1. Flat Substrate PreparationThe preparation of a substrate is important in any installation, but with large format tile a flat surface is crucial. The dips found in all concrete slabs or wood sub-floors are a landscape of mountains and valleys when setting tile sizes 18” x 18” and greater. TCNA installation standards require a substrate to meet a maximum variation of 1/4” in 10’ for both vertical and horizontal thin-bed tile installations. Another recommendation to consider for substrate flatness is no more than 1/16” deviation in the substrate at the longest dimension of the tile or stone; for a 16” x 24” tile the substrate cannot exceed 1/16” of irregularity in flatness in 24”. A substrate that exceeds these standards should be filled with an appropriate self-leveling underlayment or ground to the correct tolerance, not filled with additional mortar. A flat substrate ensures a high quality, fast installation. Note: Floor deflection is also an important consideration – check your floor span and tile weight to local building codes. Expansion joints should not be covered but should be continued through to the finished surface, and cracked substrates should be covered with an appropriate crack isolation membrane.
2. Mortar SelectionOne of the most significant advancements for large format tile and stone is the development of thin-set mortars with medium-bed capabilities. Mortars shrink as they cure - the displacement of water causes the mortar to retract and pull the tile as it hardens. This can leave an uneven surface from tile to tile known as “lippage,” an unwanted finish result. Mortars with medium-bed features are formulated to control the amount of shrinking that occurs during the curing process, allowing the tile to stay in position. With the introduction of innovative lightweight mortars, medium-bed mortars are easy to spread, offer non-slump/non-slip support, and are available in rapid setting formulations that quickly lock tile into place - so that within a matter of hours it’s ready for grouting. Whereas standard mortars are capable of a bed 3/32” to 3/16” thick, a mortar with medium-bed features can span from 3/32” up to 3/4” thickness after beat-in, providing maximum support and coverage.

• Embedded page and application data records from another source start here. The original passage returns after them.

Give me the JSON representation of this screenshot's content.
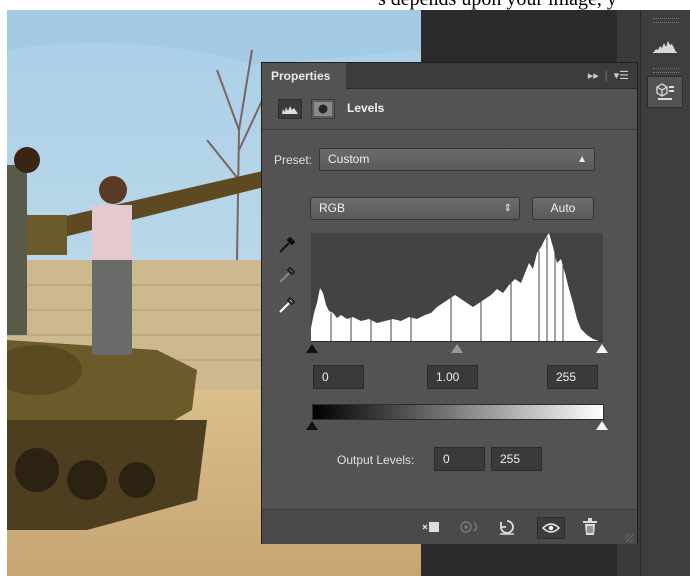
{
  "caption": "s depends upon your image, y",
  "panel": {
    "tab_label": "Properties",
    "title": "Levels",
    "preset_label": "Preset:",
    "preset_value": "Custom",
    "channel_value": "RGB",
    "auto_label": "Auto",
    "input_levels": {
      "black": "0",
      "gamma": "1.00",
      "white": "255"
    },
    "output_label": "Output Levels:",
    "output_levels": {
      "black": "0",
      "white": "255"
    }
  },
  "icons": {
    "tab_controls": [
      "collapse-icon",
      "panel-menu-icon"
    ],
    "header": [
      "histogram-icon",
      "mask-icon"
    ],
    "eyedroppers": [
      "black-point-eyedropper-icon",
      "gray-point-eyedropper-icon",
      "white-point-eyedropper-icon"
    ],
    "footer": [
      "clip-to-layer-icon",
      "view-previous-icon",
      "reset-icon",
      "visibility-eye-icon",
      "delete-icon"
    ],
    "dock": [
      "histogram-dock-icon",
      "properties-dock-icon"
    ]
  },
  "colors": {
    "panel_bg": "#535353",
    "histogram_bg": "#434343",
    "histogram_fill": "#ffffff"
  }
}
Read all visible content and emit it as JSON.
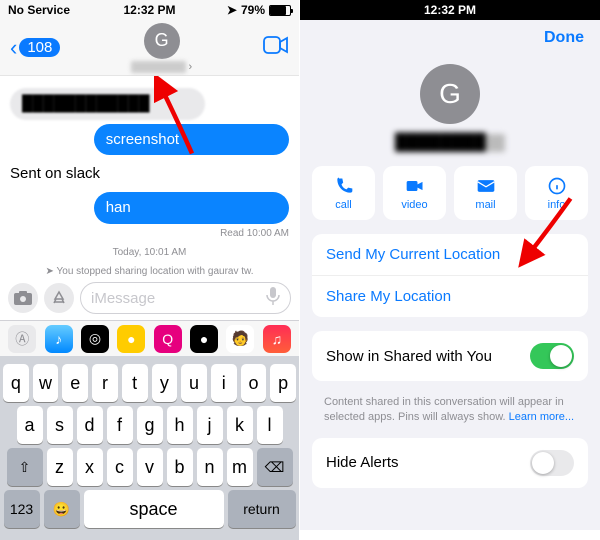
{
  "status": {
    "carrier": "No Service",
    "time": "12:32 PM",
    "pct": "79%"
  },
  "nav": {
    "badge": "108",
    "avatar_initial": "G",
    "contact": "████"
  },
  "messages": {
    "received_blur": "████████████",
    "sent1": "screenshot",
    "plain": "Sent on slack",
    "sent2": "han",
    "read": "Read 10:00 AM",
    "sys_time": "Today, 10:01 AM",
    "sys_text": "You stopped sharing location with gaurav tw."
  },
  "composer": {
    "placeholder": "iMessage"
  },
  "keys": {
    "r1": [
      "q",
      "w",
      "e",
      "r",
      "t",
      "y",
      "u",
      "i",
      "o",
      "p"
    ],
    "r2": [
      "a",
      "s",
      "d",
      "f",
      "g",
      "h",
      "j",
      "k",
      "l"
    ],
    "r3": [
      "z",
      "x",
      "c",
      "v",
      "b",
      "n",
      "m"
    ],
    "shift": "⇧",
    "back": "⌫",
    "num": "123",
    "space": "space",
    "ret": "return"
  },
  "sheet": {
    "done": "Done",
    "avatar_initial": "G",
    "name": "████████",
    "actions": {
      "call": "call",
      "video": "video",
      "mail": "mail",
      "info": "info"
    },
    "send_loc": "Send My Current Location",
    "share_loc": "Share My Location",
    "show_shared": "Show in Shared with You",
    "help": "Content shared in this conversation will appear in selected apps. Pins will always show. ",
    "learn": "Learn more...",
    "hide_alerts": "Hide Alerts"
  }
}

3. Appropriate Trowel Notch for Proper CoverageWith large format tile, mortar coverage transferred from the substrate to the back of the tile without leaving voids can be a challenge. Using the correct sized notch trowel provides a proper setting bed and reduce the amount of time spent on pulling or resetting tile due to lack of coverage. To increase mortar coverage for tile greater than 12” x 12” use a ½” x ½” square notch. For tile cupping or bowing, and ungauged stone, use a ¾” x ¾” u-notch trowel to make up differences. The correct notch sized trowel and the appropriate medium-bed mortar will help to ensure that these tile meet a 95% or better coverage rate. With the introduction of thin porcelain tiles 100% coverage is mandatory, especially at the corners and edges to ensure proper support. Installers should pull an occasional tile to check coverage rates during the installation process. Back buttering large tile or stone may be an option to consider if proper coverage is not reached.

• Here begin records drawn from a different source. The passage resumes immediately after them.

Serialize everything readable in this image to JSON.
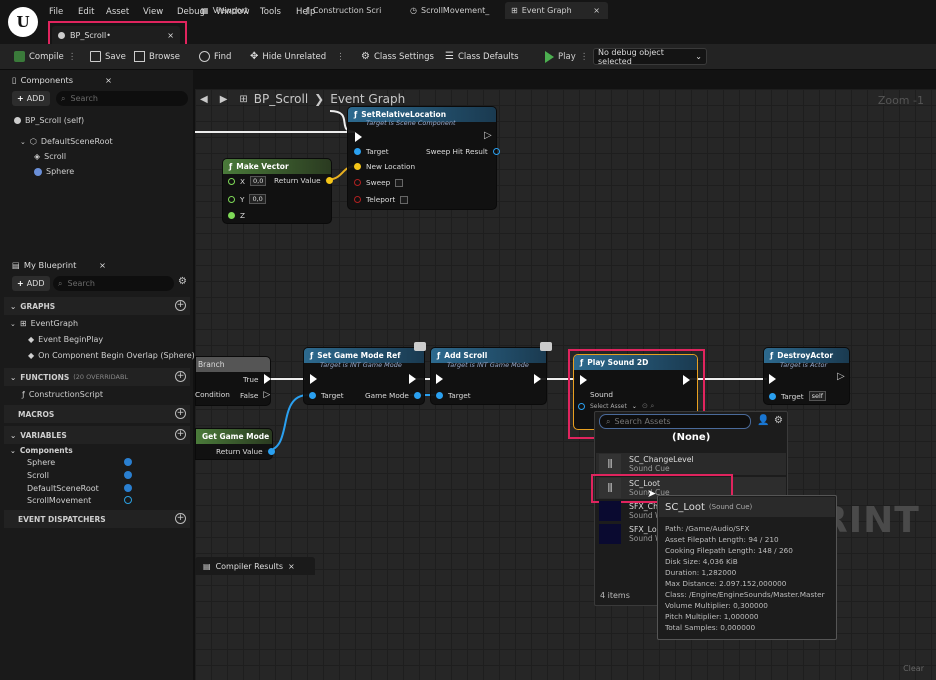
{
  "menu": [
    "File",
    "Edit",
    "Asset",
    "View",
    "Debug",
    "Window",
    "Tools",
    "Help"
  ],
  "doc_tab": {
    "label": "BP_Scroll•",
    "close": "×"
  },
  "toolbar": {
    "compile": "Compile",
    "save": "Save",
    "browse": "Browse",
    "find": "Find",
    "hide_unrelated": "Hide Unrelated",
    "class_settings": "Class Settings",
    "class_defaults": "Class Defaults",
    "play": "Play",
    "debug_object": "No debug object selected"
  },
  "components_panel": {
    "title": "Components",
    "add": "ADD",
    "search_placeholder": "Search",
    "tree": [
      "BP_Scroll (self)",
      "DefaultSceneRoot",
      "Scroll",
      "Sphere"
    ]
  },
  "my_blueprint": {
    "title": "My Blueprint",
    "add": "ADD",
    "search_placeholder": "Search",
    "graphs_label": "GRAPHS",
    "event_graph": "EventGraph",
    "events": [
      "Event BeginPlay",
      "On Component Begin Overlap (Sphere)"
    ],
    "functions_label": "FUNCTIONS",
    "functions_overridable": "(20 OVERRIDABL",
    "functions": [
      "ConstructionScript"
    ],
    "macros_label": "MACROS",
    "variables_label": "VARIABLES",
    "components_label": "Components",
    "variables": [
      "Sphere",
      "Scroll",
      "DefaultSceneRoot",
      "ScrollMovement"
    ],
    "dispatchers_label": "EVENT DISPATCHERS"
  },
  "graph_tabs": [
    "Viewport",
    "Construction Scri",
    "ScrollMovement_",
    "Event Graph"
  ],
  "breadcrumb": {
    "root": "BP_Scroll",
    "sep": "❯",
    "current": "Event Graph"
  },
  "zoom": "Zoom -1",
  "watermark": "RINT",
  "nodes": {
    "set_rel_loc": {
      "title": "SetRelativeLocation",
      "sub": "Target is Scene Component",
      "target": "Target",
      "new_location": "New Location",
      "sweep": "Sweep",
      "teleport": "Teleport",
      "sweep_hit": "Sweep Hit Result"
    },
    "make_vector": {
      "title": "Make Vector",
      "x": "X",
      "y": "Y",
      "z": "Z",
      "x_val": "0,0",
      "y_val": "0,0",
      "return": "Return Value"
    },
    "branch": {
      "title": "Branch",
      "condition": "Condition",
      "true": "True",
      "false": "False"
    },
    "get_game_mode": {
      "title": "Get Game Mode",
      "return": "Return Value"
    },
    "set_game_mode_ref": {
      "title": "Set Game Mode Ref",
      "sub": "Target is INT Game Mode",
      "target": "Target",
      "game_mode": "Game Mode"
    },
    "add_scroll": {
      "title": "Add Scroll",
      "sub": "Target is INT Game Mode",
      "target": "Target"
    },
    "play_sound": {
      "title": "Play Sound 2D",
      "sound": "Sound",
      "select_asset": "Select Asset"
    },
    "destroy_actor": {
      "title": "DestroyActor",
      "sub": "Target is Actor",
      "target": "Target",
      "self": "self"
    }
  },
  "asset_picker": {
    "search_placeholder": "Search Assets",
    "none": "(None)",
    "items": [
      {
        "name": "SC_ChangeLevel",
        "type": "Sound Cue"
      },
      {
        "name": "SC_Loot",
        "type": "Sound Cue"
      },
      {
        "name": "SFX_Change",
        "type": "Sound Wave"
      },
      {
        "name": "SFX_Loot",
        "type": "Sound Wave"
      }
    ],
    "count": "4 items"
  },
  "tooltip": {
    "title": "SC_Loot",
    "title_type": "(Sound Cue)",
    "lines": [
      "Path: /Game/Audio/SFX",
      "Asset Filepath Length: 94 / 210",
      "Cooking Filepath Length: 148 / 260",
      "Disk Size: 4,036 KiB",
      "Duration: 1,282000",
      "Max Distance: 2.097.152,000000",
      "Class: /Engine/EngineSounds/Master.Master",
      "Volume Multiplier: 0,300000",
      "Pitch Multiplier: 1,000000",
      "Total Samples: 0,000000"
    ]
  },
  "compiler_results": "Compiler Results",
  "clear": "Clear",
  "colors": {
    "highlight": "#e0245e",
    "exec": "#ffffff",
    "object_pin": "#2aa0f0",
    "vector_pin": "#f5c518",
    "bool_pin": "#8c1c1c",
    "func_header": "#2d6a8f"
  }
}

4. Tile FlatnessTile flatness or stone thickness within each piece and any significant differences in various pieces must be considered. Certain tile patterns, such as a running bond or cut diagonal tile against a manufactured edge, can also accentuate slight cups or bows in tile. The ability to adjust tile in the mortar bed will help tailor the alignment of each tile in these situations. Today manufacturers are producing tile with tremendous accuracy in flatness and dimension with great success – exceeding tile flatness specifications addressed in ANSI A137.1. The use of a medium-bed mortar and the right notch trowel will help compensate for irregularities found in most gauged and ungauged stone.
5. Grout JointsA part of the growing trend of large format tile is the shrinking of grout joints’ widths to 1/16” or 1/8”. With this small grout joint, the challenge is fine adjustments needed to create a flat floor. Some tiles have cushioned edges to compensate for tile-to-tile alignment, yet there are large tiles and stone tiles produced with blunt square rectified edges. This leaves little to no wiggle room for tile alignment and relies on the craftsmanship of the installer, the installation materials, and the correct tools for a successful installation.
These five steps will help in the preparation and awareness of installing large format tile. Always refer to the manufacturer’s recommendations as the first source of information for tile or stone installations and always refer to the TCNA (Tile Council of North America) for the proper tile installation guidelines and standards.